The Black Lives Matter-LA

The Black Lives Matter-LA movement marched in Downtown LA May 27 to protest the death of George Floyd.

The Black Lives Matter-LA movement marched in Downtown LA around 6 p.m. May 27 to protest the death of George Floyd, a man who was killed after a police officer pinned him to the ground with his knee in Minneapolis. 

During the march, a group of protesters made its way onto the 101 Freeway near Alameda Street and blocked traffic. They then confronted and vandalized two highway patrol cars. One protester was injured after jumping on and off one of the highway patrol cars. The LAFD treated the injured person, but the condition has not been released. 

The protest moved from the freeway onto Aliso Street, where they were met by officers and police cruisers. Police helicopters circled above, as protestors burned an upside-down American flag with aerosol spray and tagged the LAPD Headquarters with anti-police graffiti. 

At around 8:15 p.m., about 150 protesters assembled on First and Main streets, in front of the Los Angeles City Hall, and began damaging property and throwing items.

The LAPD issued a Citywide Tactical Alert. Dozens of police officers were sent to the scene, including a bike unit, senior lead officers, and the metro and patrol units. 

“Our position is to protect their First Amendment right,” said LAPD Sergeant II Frank Preciado. 

The officers controlled the crowd and moved them westbound to First and Spring streets. While there, one of the motorists accelerated and injured a protestor, who was treated by the LAFD. No arrests were made. 

The LAPD indicted it’s assessing the protest and it has received information that there will be additional gatherings. 

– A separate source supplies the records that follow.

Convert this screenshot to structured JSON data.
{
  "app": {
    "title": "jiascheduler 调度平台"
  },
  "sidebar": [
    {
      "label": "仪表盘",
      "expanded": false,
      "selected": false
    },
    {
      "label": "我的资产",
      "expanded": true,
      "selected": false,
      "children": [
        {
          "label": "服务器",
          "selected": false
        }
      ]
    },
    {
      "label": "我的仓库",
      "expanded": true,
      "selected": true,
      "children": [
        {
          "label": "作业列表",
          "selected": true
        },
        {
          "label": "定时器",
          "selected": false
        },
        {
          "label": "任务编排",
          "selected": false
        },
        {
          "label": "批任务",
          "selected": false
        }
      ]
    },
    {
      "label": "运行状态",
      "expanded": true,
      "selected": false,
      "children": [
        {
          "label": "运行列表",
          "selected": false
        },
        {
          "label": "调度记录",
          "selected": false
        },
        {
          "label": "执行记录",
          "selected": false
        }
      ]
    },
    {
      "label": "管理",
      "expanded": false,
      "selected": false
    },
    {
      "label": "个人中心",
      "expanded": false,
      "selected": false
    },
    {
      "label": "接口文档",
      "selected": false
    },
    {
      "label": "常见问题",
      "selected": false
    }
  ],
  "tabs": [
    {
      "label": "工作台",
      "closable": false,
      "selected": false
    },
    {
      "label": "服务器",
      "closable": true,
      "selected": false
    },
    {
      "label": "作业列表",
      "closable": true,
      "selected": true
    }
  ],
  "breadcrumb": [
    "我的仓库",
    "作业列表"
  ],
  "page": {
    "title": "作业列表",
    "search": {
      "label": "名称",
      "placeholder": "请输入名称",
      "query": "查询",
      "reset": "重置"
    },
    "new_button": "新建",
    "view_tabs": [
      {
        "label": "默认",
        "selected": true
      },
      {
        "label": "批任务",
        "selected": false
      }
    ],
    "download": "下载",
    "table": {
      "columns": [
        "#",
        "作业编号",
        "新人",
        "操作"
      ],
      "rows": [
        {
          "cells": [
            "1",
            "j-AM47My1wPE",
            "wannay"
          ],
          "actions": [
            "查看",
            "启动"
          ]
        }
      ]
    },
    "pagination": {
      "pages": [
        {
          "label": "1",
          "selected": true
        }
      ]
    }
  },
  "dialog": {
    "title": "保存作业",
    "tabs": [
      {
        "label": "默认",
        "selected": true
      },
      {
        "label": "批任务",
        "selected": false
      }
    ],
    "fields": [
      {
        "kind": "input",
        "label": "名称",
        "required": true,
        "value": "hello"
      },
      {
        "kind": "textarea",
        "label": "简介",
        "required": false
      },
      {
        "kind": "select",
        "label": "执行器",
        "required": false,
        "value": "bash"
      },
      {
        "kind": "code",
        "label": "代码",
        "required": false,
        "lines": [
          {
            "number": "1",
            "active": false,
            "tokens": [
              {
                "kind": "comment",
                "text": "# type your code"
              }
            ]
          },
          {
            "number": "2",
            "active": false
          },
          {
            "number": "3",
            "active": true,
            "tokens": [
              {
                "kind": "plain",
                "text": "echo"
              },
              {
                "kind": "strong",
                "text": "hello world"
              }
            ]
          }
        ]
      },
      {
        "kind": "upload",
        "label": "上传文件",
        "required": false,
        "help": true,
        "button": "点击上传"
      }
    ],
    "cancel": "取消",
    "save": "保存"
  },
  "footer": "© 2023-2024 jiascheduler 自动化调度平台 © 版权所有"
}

“At that point, command staff get their emergency operation group together. We do an assessment of how many possible protestors are going to be assembling and where that location will be. Our responsibility is to protect property,” Preciado said. 

Mayor Eric Garcetti tweeted Angelenos to “follow their conscience in response to the pain and senselessness of this horror.” Like the LAPD, Garcetti is hoping for peaceful protests.